SOURCE RECORDS below:
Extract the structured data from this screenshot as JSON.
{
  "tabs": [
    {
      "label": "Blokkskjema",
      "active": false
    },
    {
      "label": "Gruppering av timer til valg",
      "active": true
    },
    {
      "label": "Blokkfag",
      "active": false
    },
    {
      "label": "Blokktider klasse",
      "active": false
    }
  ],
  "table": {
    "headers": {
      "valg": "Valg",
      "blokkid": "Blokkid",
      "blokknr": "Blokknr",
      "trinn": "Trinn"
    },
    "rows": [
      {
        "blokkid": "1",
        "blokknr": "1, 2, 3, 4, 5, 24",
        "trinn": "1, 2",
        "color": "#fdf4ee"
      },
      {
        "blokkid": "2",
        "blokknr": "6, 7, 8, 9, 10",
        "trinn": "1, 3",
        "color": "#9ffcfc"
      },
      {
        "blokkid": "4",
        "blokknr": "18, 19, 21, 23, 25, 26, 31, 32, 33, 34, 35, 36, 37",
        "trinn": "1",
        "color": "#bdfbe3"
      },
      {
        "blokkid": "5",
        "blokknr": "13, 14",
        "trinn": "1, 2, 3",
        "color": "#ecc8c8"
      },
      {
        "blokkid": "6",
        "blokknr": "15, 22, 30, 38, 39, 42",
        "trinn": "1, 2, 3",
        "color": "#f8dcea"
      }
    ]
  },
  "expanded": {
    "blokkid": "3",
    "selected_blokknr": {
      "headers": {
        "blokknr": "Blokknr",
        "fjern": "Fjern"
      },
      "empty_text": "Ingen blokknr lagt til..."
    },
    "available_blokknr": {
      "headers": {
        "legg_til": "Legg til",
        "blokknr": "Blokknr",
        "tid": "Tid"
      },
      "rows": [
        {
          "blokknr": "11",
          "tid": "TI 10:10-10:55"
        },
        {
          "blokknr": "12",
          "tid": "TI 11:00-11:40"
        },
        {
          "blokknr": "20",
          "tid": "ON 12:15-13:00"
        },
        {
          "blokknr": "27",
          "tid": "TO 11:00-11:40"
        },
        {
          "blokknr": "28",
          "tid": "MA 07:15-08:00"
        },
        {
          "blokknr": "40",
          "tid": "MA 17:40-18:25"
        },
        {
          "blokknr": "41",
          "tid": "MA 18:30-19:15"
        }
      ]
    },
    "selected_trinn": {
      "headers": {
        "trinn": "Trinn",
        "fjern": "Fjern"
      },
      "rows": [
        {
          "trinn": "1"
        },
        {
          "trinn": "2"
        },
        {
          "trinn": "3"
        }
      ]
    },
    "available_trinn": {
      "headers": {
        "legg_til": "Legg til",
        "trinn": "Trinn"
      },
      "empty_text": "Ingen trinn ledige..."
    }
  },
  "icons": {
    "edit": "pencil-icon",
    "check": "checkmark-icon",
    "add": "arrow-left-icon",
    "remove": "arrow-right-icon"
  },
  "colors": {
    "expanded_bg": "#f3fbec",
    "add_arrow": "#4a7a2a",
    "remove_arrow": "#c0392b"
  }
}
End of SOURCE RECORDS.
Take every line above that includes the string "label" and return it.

      "label": "Blokkskjema",
      "label": "Gruppering av timer til valg",
      "label": "Blokkfag",
      "label": "Blokktider klasse",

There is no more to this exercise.